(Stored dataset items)
# # #

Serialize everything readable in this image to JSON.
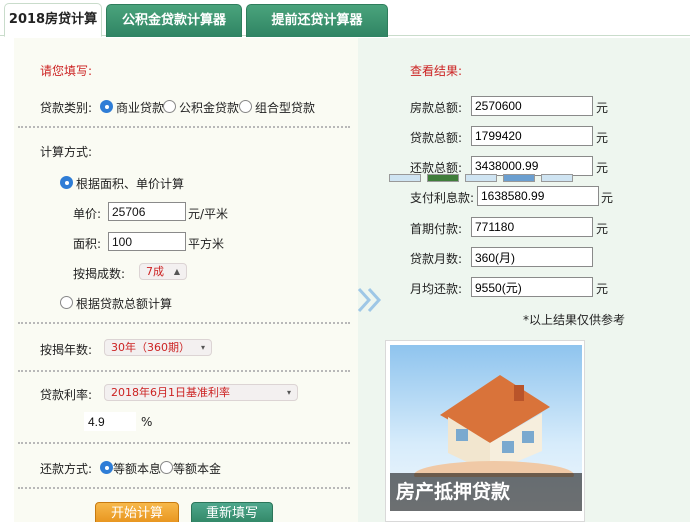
{
  "tabs": [
    "2018房贷计算器",
    "公积金贷款计算器",
    "提前还贷计算器"
  ],
  "form": {
    "heading": "请您填写:",
    "loan_type_label": "贷款类别:",
    "loan_types": [
      "商业贷款",
      "公积金贷款",
      "组合型贷款"
    ],
    "calc_method_label": "计算方式:",
    "method_area": "根据面积、单价计算",
    "unit_price_label": "单价:",
    "unit_price_value": "25706",
    "unit_price_unit": "元/平米",
    "area_label": "面积:",
    "area_value": "100",
    "area_unit": "平方米",
    "ratio_label": "按揭成数:",
    "ratio_value": "7成",
    "method_total": "根据贷款总额计算",
    "years_label": "按揭年数:",
    "years_value": "30年（360期）",
    "rate_label": "贷款利率:",
    "rate_value": "2018年6月1日基准利率",
    "rate_number": "4.9",
    "rate_unit": "%",
    "repay_label": "还款方式:",
    "repay_options": [
      "等额本息",
      "等额本金"
    ],
    "start_button": "开始计算",
    "reset_button": "重新填写"
  },
  "results": {
    "heading": "查看结果:",
    "rows": [
      {
        "label": "房款总额:",
        "value": "2570600",
        "unit": "元"
      },
      {
        "label": "贷款总额:",
        "value": "1799420",
        "unit": "元"
      },
      {
        "label": "还款总额:",
        "value": "3438000.99",
        "unit": "元"
      },
      {
        "label": "支付利息款:",
        "value": "1638580.99",
        "unit": "元"
      },
      {
        "label": "首期付款:",
        "value": "771180",
        "unit": "元"
      },
      {
        "label": "贷款月数:",
        "value": "360(月)",
        "unit": ""
      },
      {
        "label": "月均还款:",
        "value": "9550(元)",
        "unit": "元"
      }
    ],
    "note": "*以上结果仅供参考"
  },
  "promo": {
    "title": "房产抵押贷款"
  },
  "icons": {
    "arrow": "double-chevron-right-icon",
    "select_arrow": "up-down-arrow-icon"
  },
  "colors": {
    "tab_green": "#2f8463",
    "accent_red": "#cc2222",
    "radio_blue": "#2f7dd6",
    "start_orange": "#e6911a"
  }
}
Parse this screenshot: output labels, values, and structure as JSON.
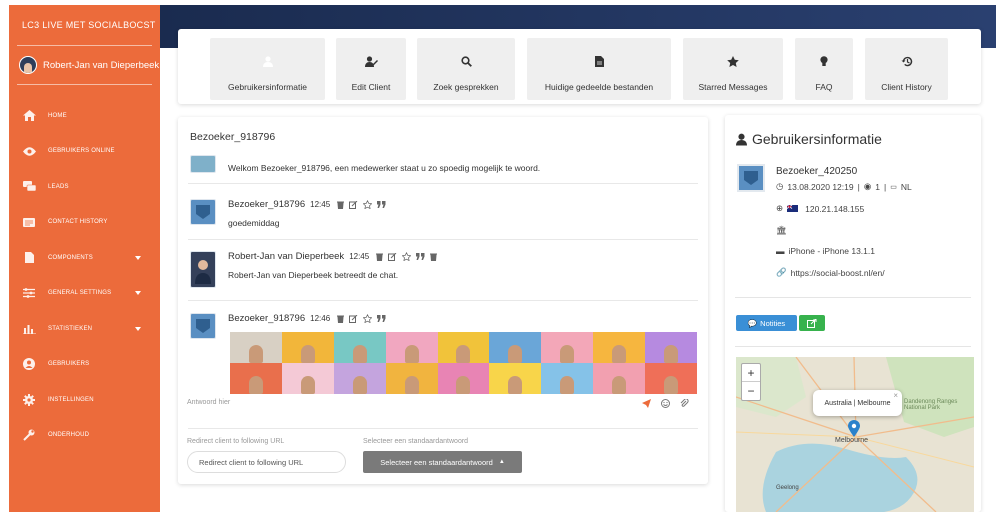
{
  "app": {
    "brand": "LC3   LIVE MET SOCIALBOCST",
    "user_name": "Robert-Jan van Dieperbeek"
  },
  "nav": [
    {
      "label": "HOME",
      "icon": "home-icon"
    },
    {
      "label": "GEBRUIKERS ONLINE",
      "icon": "eye-icon"
    },
    {
      "label": "LEADS",
      "icon": "chat-icon"
    },
    {
      "label": "CONTACT HISTORY",
      "icon": "history-icon"
    },
    {
      "label": "COMPONENTS",
      "icon": "file-icon",
      "caret": true
    },
    {
      "label": "GENERAL SETTINGS",
      "icon": "sliders-icon",
      "caret": true
    },
    {
      "label": "STATISTIEKEN",
      "icon": "chart-icon",
      "caret": true
    },
    {
      "label": "GEBRUIKERS",
      "icon": "user-circle-icon"
    },
    {
      "label": "INSTELLINGEN",
      "icon": "gear-icon"
    },
    {
      "label": "ONDERHOUD",
      "icon": "wrench-icon"
    }
  ],
  "tabs": [
    {
      "label": "Gebruikersinformatie",
      "icon": "user-icon",
      "active": true
    },
    {
      "label": "Edit Client",
      "icon": "user-edit-icon"
    },
    {
      "label": "Zoek gesprekken",
      "icon": "search-icon"
    },
    {
      "label": "Huidige gedeelde bestanden",
      "icon": "file-icon"
    },
    {
      "label": "Starred Messages",
      "icon": "star-icon"
    },
    {
      "label": "FAQ",
      "icon": "lightbulb-icon"
    },
    {
      "label": "Client History",
      "icon": "history-icon"
    }
  ],
  "chat": {
    "title": "Bezoeker_918796",
    "welcome": "Welkom Bezoeker_918796, een medewerker staat u zo spoedig mogelijk te woord.",
    "messages": [
      {
        "name": "Bezoeker_918796",
        "time": "12:45",
        "text": "goedemiddag"
      },
      {
        "name": "Robert-Jan van Dieperbeek",
        "time": "12:45",
        "text": "Robert-Jan van Dieperbeek betreedt de chat."
      },
      {
        "name": "Bezoeker_918796",
        "time": "12:46",
        "text": ""
      }
    ],
    "reply_placeholder": "Antwoord hier",
    "redirect_label": "Redirect client to following URL",
    "redirect_placeholder": "Redirect client to following URL",
    "canned_label": "Selecteer een standaardantwoord",
    "canned_value": "Selecteer een standaardantwoord"
  },
  "info": {
    "title": "Gebruikersinformatie",
    "visitor": "Bezoeker_420250",
    "date": "13.08.2020 12:19",
    "views": "1",
    "lang": "NL",
    "ip": "120.21.148.155",
    "device": "iPhone - iPhone 13.1.1",
    "url": "https://social-boost.nl/en/",
    "notes_label": "Notities"
  },
  "map": {
    "zoom_in": "+",
    "zoom_out": "−",
    "popup": "Australia | Melbourne",
    "city": "Melbourne",
    "region": "Dandenong Ranges National Park",
    "place": "Geelong",
    "close": "×"
  },
  "colors": {
    "accent": "#ec6b3b",
    "header": "#1a2b4f",
    "notes": "#3a8fd6",
    "share": "#37b24d"
  }
}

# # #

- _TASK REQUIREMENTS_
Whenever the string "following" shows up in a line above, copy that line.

- _EXERCISE RESPONSE_
    "redirect_label": "Redirect client to following URL",
    "redirect_placeholder": "Redirect client to following URL",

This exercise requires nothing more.